Over the past several years one of Michigan’s greatest challenges has been filling the more than 100,000 skilled trade jobs that are posted and remain unfilled. State rep Sue Allor sat down with WBKB to discuss the state’s skills gap, and what she’s doing to close it.
Skilled trade jobs have decreased in popularity over the years, leaving employers strained for qualified workers, and job seekers out of work. One factor that’s largely contributed to the skills gap is the American high school’s neglect to prepare students for vocational schools.
“The push was on that kids in high school would go on to college. As a result what we’ve seen is a decrease in people going into skilled trades, people going into mechanics people going into plumbing,” said Allor.
As fewer students enter the skills trade profession, those who currently hold these jobs are leaving, causing a major shortage of handymen and women according to the state rep.

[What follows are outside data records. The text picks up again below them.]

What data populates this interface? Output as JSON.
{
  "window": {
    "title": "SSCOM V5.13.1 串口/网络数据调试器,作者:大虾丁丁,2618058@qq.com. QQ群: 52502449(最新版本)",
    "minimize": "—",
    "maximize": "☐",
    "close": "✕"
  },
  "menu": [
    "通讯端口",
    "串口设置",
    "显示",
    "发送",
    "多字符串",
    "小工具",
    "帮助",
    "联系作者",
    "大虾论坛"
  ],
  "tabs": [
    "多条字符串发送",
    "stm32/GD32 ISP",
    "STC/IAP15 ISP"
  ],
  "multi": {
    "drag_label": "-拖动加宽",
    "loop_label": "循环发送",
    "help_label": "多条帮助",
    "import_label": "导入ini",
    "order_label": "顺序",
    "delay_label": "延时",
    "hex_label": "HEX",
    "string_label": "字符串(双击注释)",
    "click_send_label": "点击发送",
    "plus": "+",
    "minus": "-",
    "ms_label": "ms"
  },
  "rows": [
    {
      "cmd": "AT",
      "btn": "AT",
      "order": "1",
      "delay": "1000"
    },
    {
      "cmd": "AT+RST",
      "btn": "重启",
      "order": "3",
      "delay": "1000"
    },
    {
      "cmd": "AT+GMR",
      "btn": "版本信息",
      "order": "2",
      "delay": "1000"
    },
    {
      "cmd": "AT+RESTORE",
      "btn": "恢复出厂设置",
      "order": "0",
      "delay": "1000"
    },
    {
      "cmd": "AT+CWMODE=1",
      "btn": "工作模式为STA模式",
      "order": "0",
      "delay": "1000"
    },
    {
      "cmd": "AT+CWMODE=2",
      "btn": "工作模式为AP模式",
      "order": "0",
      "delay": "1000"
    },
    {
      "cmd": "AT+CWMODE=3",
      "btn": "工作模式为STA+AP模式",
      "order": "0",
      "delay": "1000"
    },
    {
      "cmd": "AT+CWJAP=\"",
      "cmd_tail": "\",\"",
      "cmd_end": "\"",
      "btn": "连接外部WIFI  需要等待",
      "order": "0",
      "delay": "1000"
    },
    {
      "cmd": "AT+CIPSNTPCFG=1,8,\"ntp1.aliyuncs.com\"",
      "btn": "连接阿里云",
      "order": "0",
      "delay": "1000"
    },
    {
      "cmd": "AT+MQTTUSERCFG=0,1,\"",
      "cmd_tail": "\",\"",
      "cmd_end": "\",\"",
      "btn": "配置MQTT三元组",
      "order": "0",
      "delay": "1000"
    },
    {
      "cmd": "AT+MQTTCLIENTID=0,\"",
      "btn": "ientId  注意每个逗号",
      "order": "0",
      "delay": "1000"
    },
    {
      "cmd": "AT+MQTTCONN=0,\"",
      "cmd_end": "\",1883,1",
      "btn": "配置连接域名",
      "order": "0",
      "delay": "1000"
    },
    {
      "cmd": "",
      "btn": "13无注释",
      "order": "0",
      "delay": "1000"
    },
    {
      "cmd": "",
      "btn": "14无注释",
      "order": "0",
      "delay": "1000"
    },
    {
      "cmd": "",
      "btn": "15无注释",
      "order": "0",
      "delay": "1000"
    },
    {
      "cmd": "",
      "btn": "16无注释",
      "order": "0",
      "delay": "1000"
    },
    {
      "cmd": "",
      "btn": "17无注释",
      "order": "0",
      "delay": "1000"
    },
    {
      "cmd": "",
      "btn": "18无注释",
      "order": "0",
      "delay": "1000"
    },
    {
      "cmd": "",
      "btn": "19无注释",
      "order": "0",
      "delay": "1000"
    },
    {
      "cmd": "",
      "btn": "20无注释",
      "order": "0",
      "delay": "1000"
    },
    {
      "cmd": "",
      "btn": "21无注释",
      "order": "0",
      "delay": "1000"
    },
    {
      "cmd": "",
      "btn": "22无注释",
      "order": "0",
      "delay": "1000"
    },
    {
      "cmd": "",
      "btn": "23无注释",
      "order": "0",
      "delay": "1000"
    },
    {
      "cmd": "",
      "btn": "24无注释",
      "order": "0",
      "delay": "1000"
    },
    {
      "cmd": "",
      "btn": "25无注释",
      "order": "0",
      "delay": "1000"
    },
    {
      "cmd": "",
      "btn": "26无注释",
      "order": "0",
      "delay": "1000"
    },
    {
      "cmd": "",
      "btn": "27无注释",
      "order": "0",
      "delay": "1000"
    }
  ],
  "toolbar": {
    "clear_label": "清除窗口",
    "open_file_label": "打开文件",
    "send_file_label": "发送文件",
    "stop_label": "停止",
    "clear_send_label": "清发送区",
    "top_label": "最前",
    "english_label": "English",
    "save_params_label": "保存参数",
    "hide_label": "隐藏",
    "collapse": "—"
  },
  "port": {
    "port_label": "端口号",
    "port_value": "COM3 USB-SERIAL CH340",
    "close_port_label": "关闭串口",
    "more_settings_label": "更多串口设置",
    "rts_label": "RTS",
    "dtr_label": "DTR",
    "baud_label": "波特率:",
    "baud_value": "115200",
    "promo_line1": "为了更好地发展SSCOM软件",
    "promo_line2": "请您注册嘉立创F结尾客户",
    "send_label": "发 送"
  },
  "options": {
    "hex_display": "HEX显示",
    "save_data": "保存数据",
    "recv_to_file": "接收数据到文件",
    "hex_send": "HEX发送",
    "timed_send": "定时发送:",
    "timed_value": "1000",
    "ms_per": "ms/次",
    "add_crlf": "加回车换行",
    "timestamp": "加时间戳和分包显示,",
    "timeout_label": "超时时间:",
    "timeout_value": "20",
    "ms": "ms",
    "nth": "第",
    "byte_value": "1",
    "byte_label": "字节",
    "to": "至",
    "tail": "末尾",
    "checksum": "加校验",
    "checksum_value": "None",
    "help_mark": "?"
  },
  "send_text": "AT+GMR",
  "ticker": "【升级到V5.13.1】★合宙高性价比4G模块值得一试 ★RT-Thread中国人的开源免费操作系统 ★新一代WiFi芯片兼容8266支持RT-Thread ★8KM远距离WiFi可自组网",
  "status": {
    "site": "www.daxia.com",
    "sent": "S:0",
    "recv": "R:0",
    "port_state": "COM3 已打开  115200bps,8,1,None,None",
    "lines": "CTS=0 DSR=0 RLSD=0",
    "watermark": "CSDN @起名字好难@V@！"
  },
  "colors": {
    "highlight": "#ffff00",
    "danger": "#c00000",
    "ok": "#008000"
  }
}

“When these people are retiring or leaving a trade we end up with very few people in the skilled trades. It makes it hard to make a phone call to have a plumber come to your house, to have construction done because you don’t have an electrician…things can be slowed down quite a bit when we’re lacking the skilled trades.”
However there is hope for northeast Michigan with representative Allor’s introduction of a bill to better connect skilled trade students with job opportunities.
“The idea is to create a group of stakeholders that are going to be focused on growing our youth, and letting them know there are other career opportunities out there,” says Allor.
House bill 5140 would give training schools, community colleges and skilled trade employers access to high school student’s contact information. If passed Allor believes this legislation will begin to close the skills gap in northeast Michigan.